Jay-Z Defends Deal With NY Race Row Store
Jay-Z has defended himself against mounting criticism over his business relationship with a luxury New York store accused of racially profiling two black customers.
The rap mogul said he is being unfairly "demonised" for waiting to hear "the facts" of what happened in his first statement about the controversy in a posting on his website.
"I haven't made any comments because I am waiting on facts and the outcome of a meeting between community leaders and Barneys," his statement read.
"Why am I being demonised ... for not speaking immediately?"
The 43-year-old has come under fire from fans and social media for remaining silent after it emerged that two young black people claimed they were profiled by Barneys after they bought expensive items from the Manhattan store.

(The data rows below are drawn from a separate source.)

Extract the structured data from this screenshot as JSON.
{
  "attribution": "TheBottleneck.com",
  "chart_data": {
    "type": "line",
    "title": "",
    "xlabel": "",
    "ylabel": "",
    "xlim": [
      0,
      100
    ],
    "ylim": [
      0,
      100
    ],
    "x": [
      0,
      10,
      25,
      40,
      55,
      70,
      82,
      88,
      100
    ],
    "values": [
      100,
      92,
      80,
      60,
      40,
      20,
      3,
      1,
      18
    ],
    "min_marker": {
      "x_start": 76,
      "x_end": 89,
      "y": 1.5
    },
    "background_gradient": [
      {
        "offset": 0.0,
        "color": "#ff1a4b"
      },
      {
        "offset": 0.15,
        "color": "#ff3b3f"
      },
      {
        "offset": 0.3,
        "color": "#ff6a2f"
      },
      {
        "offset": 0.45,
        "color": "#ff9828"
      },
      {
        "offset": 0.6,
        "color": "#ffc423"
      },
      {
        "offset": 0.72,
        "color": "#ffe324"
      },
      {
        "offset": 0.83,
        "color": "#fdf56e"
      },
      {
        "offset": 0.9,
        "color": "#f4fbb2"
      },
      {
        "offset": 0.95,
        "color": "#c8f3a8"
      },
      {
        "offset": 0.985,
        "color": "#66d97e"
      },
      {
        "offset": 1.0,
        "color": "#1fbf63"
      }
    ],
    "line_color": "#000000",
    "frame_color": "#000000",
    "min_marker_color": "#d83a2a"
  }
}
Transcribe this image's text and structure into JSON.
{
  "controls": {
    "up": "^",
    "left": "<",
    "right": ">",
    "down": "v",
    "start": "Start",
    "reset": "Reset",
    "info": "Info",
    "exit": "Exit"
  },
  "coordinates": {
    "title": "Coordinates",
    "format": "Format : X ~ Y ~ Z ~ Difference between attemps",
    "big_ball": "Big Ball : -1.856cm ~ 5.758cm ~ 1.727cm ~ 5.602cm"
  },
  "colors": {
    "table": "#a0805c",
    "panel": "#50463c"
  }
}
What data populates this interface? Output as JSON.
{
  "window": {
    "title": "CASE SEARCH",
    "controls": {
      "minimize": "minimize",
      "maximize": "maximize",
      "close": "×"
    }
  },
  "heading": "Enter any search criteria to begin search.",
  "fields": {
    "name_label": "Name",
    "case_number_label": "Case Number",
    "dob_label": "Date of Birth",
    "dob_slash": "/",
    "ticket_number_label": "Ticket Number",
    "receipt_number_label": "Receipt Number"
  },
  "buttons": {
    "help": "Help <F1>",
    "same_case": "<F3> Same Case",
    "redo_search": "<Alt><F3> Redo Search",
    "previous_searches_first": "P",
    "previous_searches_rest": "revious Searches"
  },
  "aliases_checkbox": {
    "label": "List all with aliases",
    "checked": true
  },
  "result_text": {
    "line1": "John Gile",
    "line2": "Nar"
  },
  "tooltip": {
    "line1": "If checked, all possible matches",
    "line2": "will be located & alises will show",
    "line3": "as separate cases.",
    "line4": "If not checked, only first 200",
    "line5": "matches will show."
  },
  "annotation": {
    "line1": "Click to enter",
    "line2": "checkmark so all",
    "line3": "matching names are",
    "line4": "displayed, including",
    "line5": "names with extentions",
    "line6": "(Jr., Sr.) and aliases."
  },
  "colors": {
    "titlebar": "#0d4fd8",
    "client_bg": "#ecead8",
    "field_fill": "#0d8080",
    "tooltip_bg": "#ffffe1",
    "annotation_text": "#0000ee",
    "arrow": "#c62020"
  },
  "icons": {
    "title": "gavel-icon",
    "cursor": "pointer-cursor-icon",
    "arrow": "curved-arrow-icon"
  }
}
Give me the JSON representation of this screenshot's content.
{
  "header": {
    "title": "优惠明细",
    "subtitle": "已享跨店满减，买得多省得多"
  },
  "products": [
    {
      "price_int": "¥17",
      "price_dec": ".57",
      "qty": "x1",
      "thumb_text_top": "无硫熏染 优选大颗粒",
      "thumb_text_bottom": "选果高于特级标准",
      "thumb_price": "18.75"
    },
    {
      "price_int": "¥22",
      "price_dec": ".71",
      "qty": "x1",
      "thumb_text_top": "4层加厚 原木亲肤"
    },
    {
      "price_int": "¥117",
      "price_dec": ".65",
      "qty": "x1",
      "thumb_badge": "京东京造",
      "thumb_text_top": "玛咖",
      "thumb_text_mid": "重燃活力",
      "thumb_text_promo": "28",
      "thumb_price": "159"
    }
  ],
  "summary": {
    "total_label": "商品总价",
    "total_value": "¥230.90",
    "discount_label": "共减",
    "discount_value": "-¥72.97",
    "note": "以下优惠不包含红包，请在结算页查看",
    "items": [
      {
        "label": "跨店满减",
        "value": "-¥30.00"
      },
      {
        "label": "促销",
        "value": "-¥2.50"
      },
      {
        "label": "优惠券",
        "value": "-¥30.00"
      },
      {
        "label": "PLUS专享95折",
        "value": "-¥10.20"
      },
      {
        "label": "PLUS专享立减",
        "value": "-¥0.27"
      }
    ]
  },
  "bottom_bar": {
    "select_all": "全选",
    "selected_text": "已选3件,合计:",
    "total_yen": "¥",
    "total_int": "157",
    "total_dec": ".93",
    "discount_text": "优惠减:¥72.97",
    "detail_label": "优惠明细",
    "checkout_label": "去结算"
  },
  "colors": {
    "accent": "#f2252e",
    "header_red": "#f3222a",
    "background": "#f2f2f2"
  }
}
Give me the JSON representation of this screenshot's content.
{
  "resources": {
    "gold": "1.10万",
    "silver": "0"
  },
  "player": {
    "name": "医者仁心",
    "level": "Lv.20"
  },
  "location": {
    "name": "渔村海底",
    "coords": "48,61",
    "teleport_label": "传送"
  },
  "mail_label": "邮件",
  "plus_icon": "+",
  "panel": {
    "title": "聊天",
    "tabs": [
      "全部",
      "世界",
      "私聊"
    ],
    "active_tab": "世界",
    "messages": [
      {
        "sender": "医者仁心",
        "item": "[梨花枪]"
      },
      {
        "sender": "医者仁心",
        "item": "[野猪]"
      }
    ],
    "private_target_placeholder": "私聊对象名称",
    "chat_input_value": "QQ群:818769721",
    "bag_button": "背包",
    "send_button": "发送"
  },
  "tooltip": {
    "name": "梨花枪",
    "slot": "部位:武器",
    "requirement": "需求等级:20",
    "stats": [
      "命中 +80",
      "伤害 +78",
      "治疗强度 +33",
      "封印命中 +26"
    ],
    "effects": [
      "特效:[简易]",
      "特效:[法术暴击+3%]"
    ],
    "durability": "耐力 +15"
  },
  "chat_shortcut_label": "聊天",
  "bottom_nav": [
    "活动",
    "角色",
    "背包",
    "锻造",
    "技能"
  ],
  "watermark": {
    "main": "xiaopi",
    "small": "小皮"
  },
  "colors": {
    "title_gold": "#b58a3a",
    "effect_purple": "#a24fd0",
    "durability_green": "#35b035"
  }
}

An online petition has been signed calling on the star to reconsider his multimillion dollar contract to design a clothing line with the store for the Christmas season.
Jay-Z said he understood what it felt like to be racially profiled, but he also did not want to jump to unfair conclusions.
"I am against discrimination of any kind but if I make snap judgements, no matter who it's towards, aren't I committing the same sin as someone who profiles?" he asked in his statement.
He also dismissed reports he would profit from the deal with Barneys, saying that his Shawn Carter Foundation, which provides college scholarships to hard-up students, would get 25% of all sales from the collaboration.
The two Barneys customers at the centre of the row, Trayon Christian and Kayla Phillips, said this week that they had been detained by police after making their purchases.
On Tuesday, Mr Christian, 19, announced he was suing Barneys after being accused of fraud for using his debit card to buy a $349 (£215) Ferragamo belt in April.
The following day, Ms Philips, 21, said she would sue over claims she was stopped by detectives outside the store when she bought a $2,500 (£1,500) Celine handbag in February.
As the row grows, Barneys said it had retained a civil rights expert to help review its procedures. The firm's CEO, Mark Lee, has also offered his "sincere regret and deepest apologies".
Prominent civil rights activist the Rev Al Sharpton has threatened to boycott luxury retailer if it fails to respond adequately to the allegations - but he has been quick to defend Jay-Z.
"Some people want to make this about Jay-Z," he said. "No, this is about Barneys first."
Jay-Z, who rose from a life of crime to become one of entertainment's biggest superstars, has in the past called for a boycott of labels perceived to be racist.
He has become more political in recent years, from speaking out about the killing of black teenager Trayvon Martin to campaigning for President Barack Obama.